I'm assuming it's not already in the book, as I've only read the first 20-30 pages of it...but it definitely made my (long) list of things to read.

You can reach him at cnfish at-sign mindspring full-stop-a.k.a.-dot com.

That book should be going into paperback in the next few months, and publishers love having new prefaces/afterwords/whatever for paperback editions.

relocating from Indianapolis, IN to RTP, NC soon; got any advice for me?

I wouldn't recommend drugs, alcohol, violence, or insanity for everyone, but they've always worked for me. -- Hunter S. Thompson

Garner, NC

I wouldn't recommend drugs, alcohol, violence, or insanity for everyone, but they've always worked for me. -- Hunter S. Thompson


I'll look into it.

I'd rather have Wal-Mart consistently scheduling folks in such away that they could find and keep child care than to have a horrible incident like this in a book. My staff and I take turns sweeping the Wal-Mart parking lot at night, looking for kids bedded down in cars. It's just not safe by any stretch of the imagination.

Be the change you wish to see in the world. --Gandhi
Pointing at Naked Emperors

Totally agree

with you. Excellent early childcare will benefit the entire state; schools, businesses, parents, children, all of us. It is time for us to join the rest of the western industrialized world on many levels and this is one of them.

Worrying about your kids while you're at work is a huge energy and time sink. It would also be nice if businesses would take that knowledge (because trust me, they know this) and use it to benefit their workers by subsidizing good childcare centers rather than using it to discriminate against single parents.
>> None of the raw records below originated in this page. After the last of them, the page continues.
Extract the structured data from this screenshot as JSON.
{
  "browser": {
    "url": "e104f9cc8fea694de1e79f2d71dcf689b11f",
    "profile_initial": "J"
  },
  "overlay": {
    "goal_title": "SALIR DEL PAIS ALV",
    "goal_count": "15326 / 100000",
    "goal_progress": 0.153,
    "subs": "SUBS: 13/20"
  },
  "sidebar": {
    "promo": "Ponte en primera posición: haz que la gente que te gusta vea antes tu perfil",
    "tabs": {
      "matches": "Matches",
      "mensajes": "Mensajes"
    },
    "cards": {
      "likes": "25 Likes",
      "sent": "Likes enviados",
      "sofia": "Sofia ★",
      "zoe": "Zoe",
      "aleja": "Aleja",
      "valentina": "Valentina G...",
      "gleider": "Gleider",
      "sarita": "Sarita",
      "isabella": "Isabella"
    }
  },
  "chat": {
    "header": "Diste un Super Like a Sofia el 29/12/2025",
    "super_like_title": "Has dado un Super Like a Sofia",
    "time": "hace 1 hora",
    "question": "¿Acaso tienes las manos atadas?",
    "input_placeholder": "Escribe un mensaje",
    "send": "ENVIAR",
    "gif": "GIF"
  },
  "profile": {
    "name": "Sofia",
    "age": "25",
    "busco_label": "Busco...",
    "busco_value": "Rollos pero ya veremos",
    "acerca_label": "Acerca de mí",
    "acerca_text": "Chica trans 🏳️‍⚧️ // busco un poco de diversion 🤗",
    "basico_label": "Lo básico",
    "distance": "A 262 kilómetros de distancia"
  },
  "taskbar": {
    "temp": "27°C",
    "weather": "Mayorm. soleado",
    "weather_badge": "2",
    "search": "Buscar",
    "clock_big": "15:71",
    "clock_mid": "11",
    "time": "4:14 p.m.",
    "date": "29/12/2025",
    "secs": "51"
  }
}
"It is amazing what you can accomplish if you do not care who gets the credit." - Harry Truman

"They took all the trees and put them in a tree museum Then they charged the people a dollar 'n a half just to see 'em. Don't it always seem to go that you don't know what you've got till it's gone? They paved paradise and put up a parking lot."

You're right, Leslie

And the businesses who do recognize that childcare is important to their workers, and allow it as a benefit, either to take the dollars as pre-tax (that can be as much as 6000 a year or more, depending on where you live)have lower employee turnover. It costs a salary and a half to train a new worker, so it only makes sense to do everything you can to keep the people you have in place.

Be the change you wish to see in the world. --Gandhi
Pointing at Naked Emperors